Problem to solve => When a line in the listing below contains the word "labels", return a copy of that line.

Extracted information =>
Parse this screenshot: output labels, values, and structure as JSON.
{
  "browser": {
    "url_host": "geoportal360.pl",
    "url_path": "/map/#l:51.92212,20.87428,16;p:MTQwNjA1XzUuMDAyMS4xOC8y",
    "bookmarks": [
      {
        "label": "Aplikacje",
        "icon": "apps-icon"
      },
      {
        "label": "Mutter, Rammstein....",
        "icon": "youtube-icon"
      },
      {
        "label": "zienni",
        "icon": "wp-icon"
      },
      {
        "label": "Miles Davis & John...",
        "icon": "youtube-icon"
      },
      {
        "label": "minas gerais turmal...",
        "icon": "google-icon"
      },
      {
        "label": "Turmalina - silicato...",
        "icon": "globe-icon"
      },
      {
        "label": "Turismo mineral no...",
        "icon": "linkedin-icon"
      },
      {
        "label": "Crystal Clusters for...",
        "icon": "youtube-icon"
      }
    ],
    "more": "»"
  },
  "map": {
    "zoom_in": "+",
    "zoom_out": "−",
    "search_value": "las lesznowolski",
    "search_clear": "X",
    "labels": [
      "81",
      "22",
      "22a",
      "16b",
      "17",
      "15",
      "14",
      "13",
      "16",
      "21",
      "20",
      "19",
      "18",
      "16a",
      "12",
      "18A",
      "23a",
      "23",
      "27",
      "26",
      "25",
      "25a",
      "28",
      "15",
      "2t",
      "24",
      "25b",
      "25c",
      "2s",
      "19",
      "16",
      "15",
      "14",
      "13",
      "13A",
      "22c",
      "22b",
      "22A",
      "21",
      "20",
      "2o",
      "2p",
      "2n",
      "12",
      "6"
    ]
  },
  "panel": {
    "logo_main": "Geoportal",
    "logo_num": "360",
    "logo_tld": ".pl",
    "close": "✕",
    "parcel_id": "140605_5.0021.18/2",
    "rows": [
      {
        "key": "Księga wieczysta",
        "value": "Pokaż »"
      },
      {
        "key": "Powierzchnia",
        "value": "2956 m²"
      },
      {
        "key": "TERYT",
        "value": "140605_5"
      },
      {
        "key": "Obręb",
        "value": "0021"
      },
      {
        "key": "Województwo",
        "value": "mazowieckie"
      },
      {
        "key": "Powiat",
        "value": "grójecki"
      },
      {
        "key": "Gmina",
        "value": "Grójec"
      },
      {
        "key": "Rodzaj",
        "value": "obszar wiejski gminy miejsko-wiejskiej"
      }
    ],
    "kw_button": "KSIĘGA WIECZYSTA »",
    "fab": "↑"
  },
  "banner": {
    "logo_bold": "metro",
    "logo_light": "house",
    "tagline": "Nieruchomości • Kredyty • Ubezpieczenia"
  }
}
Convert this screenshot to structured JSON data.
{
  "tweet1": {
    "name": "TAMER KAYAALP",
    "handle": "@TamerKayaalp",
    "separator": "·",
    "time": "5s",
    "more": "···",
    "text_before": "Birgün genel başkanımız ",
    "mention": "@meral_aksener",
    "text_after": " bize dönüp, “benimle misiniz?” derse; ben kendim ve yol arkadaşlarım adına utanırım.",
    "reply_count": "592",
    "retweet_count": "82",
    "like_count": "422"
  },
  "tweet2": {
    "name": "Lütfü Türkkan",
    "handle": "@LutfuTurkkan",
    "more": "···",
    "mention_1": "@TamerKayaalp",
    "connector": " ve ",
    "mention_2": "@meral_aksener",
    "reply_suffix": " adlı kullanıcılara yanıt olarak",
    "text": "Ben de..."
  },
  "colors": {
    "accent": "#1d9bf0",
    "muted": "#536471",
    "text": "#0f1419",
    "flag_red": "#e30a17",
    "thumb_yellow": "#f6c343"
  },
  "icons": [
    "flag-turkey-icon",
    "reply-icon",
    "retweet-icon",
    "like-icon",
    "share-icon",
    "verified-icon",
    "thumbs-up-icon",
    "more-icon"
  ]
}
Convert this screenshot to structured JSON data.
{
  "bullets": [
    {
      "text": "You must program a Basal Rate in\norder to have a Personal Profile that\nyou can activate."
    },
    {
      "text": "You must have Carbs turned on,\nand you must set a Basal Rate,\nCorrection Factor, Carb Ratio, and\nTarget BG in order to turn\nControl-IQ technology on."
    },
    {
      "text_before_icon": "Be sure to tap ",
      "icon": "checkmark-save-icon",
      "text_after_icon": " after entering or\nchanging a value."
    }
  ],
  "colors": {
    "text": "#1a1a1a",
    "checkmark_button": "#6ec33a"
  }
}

Task response =>
Parse this screenshot: output labels, values, and structure as JSON.
    "labels": [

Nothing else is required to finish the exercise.